News Release 7.22.2015


The comprehensive report on the management of state trust lands is an updated version of the original 2006 publication, State Trust Lands in the West: Fiduciary Duty in a Changing Landscape, reflecting the current status of initiatives profiled in the case studies to better help trust land managers identify successful land management actions. Additionally, co-author Alison Berry used statistics from fiscal year 2013 to bring the graphics, charts, and appendices up to date.

State Trust Lands in the West: Fiduciary Duty in a Changing Landscape (Updated) is the product of Western Lands and Communities, a joint program of the Lincoln Institute of Land Policy and the Sonoran Institute. Alison Berry will unveil the report during a presentation at the WSLCA summer conference, in Moab, UT July 19-23, 2015. The presentation highlights the body of work on state trust lands that Western Lands and Communities, a WSLCA affiliate member, has produced over the program’s lifetime.

At each state’s inception, Congress granted lands to each state for the purpose of supporting public institutions, primarily K-12 public schools. Eighty-five percent of the remaining 46 million acres of these state trust lands held in trust for these beneficiaries are concentrated in the West.

Just like the original, State Trust Lands in the West (Updated), available in print and by free download, introduces readers to the concept of state trust lands, explores the history and current status of trust lands in the West, and offers examples of initiatives to help land managers and other interested parties fulfill their multiple trust responsibilities while producing larger, more reliable revenues for trust beneficiaries, accommodating public interests and concerns, and enhancing the overall decision-making environment for trust management.

State trust lands are an often misunderstood category of land ownership in the U.S. According to Stephanie Sklar, CEO of the Sonoran Institute, “This popular report was updated and reprinted so it can continue to serve as an introductory primer on the issue; one that clearly illustrates the varying degrees of flexibility the states have in managing their trusts, all while meeting their fiduciary responsibility to the beneficiaries.” She adds that Sonoran Institute makes a practice of sending this report annually to all new trust land managers, “The history and core content of the report have not changed significantly, but providing updated data makes the report more timely and useful.”

State Trust Lands in the West and a companion website,, show how the states compare to one another: how much land each state holds in trust; the type of revenue generating activities conducted on trust lands; who the beneficiaries are; and the annual revenue generated and distributed to the beneficiaries. Across the West, communities are changing rapidly as a result of both population growth and an ongoing nationwide shift toward a more diversified, knowledge-based economy.
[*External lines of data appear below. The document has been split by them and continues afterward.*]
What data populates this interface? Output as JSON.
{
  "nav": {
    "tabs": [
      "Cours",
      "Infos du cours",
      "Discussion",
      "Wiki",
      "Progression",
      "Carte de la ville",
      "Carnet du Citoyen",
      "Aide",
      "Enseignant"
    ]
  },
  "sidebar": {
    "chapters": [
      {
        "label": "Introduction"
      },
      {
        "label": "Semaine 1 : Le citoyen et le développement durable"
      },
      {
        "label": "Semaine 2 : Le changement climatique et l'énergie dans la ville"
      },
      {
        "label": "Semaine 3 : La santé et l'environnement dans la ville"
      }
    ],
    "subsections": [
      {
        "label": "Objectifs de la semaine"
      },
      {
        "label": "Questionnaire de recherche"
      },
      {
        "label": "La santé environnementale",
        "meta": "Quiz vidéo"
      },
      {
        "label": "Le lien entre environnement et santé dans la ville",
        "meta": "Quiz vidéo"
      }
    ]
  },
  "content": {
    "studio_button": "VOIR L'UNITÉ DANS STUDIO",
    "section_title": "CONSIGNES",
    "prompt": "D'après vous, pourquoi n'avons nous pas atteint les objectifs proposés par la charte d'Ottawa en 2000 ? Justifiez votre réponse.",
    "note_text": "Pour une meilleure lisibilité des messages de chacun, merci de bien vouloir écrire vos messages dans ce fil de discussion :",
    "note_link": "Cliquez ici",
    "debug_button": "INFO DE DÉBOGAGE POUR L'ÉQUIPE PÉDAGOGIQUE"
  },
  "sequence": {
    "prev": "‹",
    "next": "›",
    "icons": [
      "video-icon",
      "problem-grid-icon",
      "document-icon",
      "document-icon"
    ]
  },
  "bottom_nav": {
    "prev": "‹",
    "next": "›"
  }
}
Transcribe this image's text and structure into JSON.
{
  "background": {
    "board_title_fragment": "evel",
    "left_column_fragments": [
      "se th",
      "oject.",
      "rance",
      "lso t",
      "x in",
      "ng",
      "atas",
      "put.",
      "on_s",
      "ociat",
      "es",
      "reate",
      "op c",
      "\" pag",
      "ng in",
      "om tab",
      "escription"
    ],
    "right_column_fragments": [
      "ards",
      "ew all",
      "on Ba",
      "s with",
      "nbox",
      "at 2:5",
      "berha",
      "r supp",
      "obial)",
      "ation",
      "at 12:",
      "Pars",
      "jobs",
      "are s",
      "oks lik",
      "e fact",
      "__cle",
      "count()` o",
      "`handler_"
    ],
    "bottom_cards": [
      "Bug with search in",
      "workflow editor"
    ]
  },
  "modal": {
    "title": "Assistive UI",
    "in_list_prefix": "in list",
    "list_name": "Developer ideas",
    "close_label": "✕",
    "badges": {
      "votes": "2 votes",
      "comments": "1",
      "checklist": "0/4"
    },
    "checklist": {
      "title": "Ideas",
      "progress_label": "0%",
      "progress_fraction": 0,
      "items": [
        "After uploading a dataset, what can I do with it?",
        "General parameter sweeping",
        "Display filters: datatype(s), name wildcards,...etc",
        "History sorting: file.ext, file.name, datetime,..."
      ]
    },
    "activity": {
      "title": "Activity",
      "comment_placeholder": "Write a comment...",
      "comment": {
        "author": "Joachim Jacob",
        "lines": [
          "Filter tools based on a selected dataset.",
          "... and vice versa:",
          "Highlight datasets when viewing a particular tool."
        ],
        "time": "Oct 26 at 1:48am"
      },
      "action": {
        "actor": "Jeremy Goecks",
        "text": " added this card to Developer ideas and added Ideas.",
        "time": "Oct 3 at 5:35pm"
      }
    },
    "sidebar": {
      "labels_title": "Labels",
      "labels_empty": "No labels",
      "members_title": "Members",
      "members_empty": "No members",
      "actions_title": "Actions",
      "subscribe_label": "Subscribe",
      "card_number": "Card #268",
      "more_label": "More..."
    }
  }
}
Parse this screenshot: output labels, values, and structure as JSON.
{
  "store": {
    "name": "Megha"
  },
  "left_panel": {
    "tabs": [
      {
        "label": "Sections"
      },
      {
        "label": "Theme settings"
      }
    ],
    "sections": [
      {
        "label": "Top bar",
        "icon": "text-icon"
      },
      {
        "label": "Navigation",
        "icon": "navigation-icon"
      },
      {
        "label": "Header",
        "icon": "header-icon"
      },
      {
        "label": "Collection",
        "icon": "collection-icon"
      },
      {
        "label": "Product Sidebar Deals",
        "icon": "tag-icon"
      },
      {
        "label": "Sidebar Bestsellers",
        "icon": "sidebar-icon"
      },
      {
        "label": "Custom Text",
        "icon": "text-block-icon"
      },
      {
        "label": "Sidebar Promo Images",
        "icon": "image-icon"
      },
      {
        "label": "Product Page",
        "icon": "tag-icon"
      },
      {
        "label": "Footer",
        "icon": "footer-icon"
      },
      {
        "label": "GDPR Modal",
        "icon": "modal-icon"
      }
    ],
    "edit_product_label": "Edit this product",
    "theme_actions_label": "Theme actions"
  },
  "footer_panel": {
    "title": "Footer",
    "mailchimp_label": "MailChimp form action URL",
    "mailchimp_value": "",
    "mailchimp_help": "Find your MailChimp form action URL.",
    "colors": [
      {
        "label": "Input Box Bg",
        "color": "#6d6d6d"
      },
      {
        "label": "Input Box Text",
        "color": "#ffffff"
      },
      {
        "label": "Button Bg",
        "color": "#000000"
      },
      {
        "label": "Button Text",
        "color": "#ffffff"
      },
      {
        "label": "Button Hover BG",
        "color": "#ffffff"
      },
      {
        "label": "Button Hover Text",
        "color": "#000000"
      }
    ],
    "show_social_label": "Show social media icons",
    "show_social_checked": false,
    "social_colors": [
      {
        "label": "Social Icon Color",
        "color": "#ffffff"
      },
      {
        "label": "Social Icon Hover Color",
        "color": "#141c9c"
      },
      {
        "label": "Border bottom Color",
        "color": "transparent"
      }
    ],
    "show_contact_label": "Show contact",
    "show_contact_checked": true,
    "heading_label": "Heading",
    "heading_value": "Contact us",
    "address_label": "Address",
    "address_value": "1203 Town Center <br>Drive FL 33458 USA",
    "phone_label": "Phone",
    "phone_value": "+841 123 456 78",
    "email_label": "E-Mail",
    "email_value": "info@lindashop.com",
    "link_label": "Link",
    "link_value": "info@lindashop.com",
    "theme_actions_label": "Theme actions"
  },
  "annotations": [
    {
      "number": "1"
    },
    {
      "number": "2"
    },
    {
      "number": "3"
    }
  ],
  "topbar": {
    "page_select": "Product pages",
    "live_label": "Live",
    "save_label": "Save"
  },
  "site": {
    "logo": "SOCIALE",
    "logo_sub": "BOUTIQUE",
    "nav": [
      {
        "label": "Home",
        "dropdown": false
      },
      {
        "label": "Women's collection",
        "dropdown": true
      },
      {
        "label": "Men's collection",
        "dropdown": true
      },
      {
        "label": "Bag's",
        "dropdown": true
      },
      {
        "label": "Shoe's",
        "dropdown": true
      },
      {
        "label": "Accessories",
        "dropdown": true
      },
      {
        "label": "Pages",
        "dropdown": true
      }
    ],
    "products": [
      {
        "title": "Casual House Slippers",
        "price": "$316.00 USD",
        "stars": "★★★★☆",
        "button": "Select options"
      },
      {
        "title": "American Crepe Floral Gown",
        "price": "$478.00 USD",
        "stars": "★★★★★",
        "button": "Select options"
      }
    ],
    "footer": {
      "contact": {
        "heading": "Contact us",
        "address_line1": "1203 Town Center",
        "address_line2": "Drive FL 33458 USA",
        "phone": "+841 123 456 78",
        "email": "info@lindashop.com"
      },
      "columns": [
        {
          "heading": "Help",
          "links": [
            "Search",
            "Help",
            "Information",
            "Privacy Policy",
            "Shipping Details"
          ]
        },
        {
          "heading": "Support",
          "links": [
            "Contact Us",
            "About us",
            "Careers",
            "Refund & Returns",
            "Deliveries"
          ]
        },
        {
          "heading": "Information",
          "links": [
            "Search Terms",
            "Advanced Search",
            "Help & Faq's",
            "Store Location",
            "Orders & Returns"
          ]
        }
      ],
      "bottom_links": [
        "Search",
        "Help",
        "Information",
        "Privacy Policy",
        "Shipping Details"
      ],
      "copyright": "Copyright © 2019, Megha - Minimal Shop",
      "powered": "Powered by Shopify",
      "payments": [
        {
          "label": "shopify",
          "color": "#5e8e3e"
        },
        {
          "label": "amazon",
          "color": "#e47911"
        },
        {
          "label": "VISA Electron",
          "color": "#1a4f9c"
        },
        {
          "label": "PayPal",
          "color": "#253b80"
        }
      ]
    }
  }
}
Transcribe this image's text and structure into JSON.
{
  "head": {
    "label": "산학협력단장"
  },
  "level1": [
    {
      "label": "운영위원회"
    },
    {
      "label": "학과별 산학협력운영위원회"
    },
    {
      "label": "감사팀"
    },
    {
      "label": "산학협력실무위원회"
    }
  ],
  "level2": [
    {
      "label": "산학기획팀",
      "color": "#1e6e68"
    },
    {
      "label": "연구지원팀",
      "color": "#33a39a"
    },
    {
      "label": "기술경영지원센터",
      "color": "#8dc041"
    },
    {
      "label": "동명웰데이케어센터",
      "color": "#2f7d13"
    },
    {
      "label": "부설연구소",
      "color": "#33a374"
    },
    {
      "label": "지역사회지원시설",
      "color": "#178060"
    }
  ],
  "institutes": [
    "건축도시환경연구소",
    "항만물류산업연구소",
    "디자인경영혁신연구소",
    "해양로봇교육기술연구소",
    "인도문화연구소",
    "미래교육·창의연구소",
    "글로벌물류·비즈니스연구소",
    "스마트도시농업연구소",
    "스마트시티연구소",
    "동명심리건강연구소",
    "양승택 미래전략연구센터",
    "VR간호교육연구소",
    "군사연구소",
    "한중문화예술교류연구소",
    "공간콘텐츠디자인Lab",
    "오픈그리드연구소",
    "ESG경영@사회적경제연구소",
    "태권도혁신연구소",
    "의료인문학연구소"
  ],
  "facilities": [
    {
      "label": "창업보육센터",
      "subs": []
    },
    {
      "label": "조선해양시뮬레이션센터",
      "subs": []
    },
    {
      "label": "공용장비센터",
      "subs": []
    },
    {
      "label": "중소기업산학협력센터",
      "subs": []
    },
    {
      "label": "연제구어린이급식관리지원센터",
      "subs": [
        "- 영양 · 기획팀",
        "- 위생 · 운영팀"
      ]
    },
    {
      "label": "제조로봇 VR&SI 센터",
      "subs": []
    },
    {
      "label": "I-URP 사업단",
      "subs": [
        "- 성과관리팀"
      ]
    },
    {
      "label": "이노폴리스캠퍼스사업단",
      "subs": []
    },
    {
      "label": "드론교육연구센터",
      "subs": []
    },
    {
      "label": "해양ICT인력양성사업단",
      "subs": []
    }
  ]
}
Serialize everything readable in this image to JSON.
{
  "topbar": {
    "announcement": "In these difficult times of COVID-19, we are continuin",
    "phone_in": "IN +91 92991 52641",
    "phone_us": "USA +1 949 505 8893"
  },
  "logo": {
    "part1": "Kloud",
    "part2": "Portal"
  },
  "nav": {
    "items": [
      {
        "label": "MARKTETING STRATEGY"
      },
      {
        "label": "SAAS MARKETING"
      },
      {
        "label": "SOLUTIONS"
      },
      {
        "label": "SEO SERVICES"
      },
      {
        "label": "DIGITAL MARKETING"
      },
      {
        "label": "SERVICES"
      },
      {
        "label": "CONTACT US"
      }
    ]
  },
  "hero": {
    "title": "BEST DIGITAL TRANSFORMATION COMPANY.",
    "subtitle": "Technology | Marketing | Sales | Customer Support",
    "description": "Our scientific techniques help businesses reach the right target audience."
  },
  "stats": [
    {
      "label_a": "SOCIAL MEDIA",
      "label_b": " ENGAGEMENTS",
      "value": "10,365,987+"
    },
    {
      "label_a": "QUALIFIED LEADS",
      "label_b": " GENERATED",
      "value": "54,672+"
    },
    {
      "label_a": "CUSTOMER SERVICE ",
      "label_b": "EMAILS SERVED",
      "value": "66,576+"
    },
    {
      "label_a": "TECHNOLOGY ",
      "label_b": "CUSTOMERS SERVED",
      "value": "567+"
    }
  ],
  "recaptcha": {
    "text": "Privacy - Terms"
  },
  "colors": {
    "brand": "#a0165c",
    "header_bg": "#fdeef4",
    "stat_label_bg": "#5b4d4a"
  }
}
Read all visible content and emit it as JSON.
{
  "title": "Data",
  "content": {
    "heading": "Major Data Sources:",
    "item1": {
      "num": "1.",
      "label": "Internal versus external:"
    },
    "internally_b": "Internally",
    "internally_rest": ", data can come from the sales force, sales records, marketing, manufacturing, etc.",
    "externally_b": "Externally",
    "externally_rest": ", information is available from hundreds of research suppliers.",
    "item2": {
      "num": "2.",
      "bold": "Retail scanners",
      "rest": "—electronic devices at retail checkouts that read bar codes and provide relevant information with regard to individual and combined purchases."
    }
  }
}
This report presents strategies and approaches state trust land managers have taken in response to the changes:

  • Establish comprehensive asset management frameworks that balance short-term revenue generation with long-term value maintenance and enhancement
  • Incorporate collaborative planning approaches with external stakeholders to achieve better trust land management
  • Encourage real estate development activities that employ sustainable land disposition tools and large-scale planning processes, especially in fast-growing areas
  • Support conservation projects that enhance revenue potential, offer ecosystem services, and allow multiple uses of trust lands
  • Introduce comprehensive reforms to expand the flexibility and accountability of trust land management systems

State Trust Lands in the West (Updated) gives longer life to an important report that helps state trust land management agencies serve as custodians of a perpetual, intergenerational trust.

In addition, earlier this year the Lincoln Institute published a related report, Conserving State Trust Lands, by Susan Culp and Joe Marlow, examining strategies to conserve state trust lands with ecological and environmental value, while maintaining the trust obligation to earn revenue for K–12 schools and other beneficiaries.

The Sonoran Institute is a nonprofit organization that inspires and enables community decisions and public policies that respect the land and people of western North America. Join us throughout 2015 in celebrating a landmark 25 Years Strong, Shaping the Future of the West. For more information, visit

The Lincoln Institute of Land Policy is the leading resource for key issues concerning the use, regulation, and taxation of land. Providing high quality education and research, the Lincoln Institute strives to improve public dialogue and decisions about land policy. For more information, visit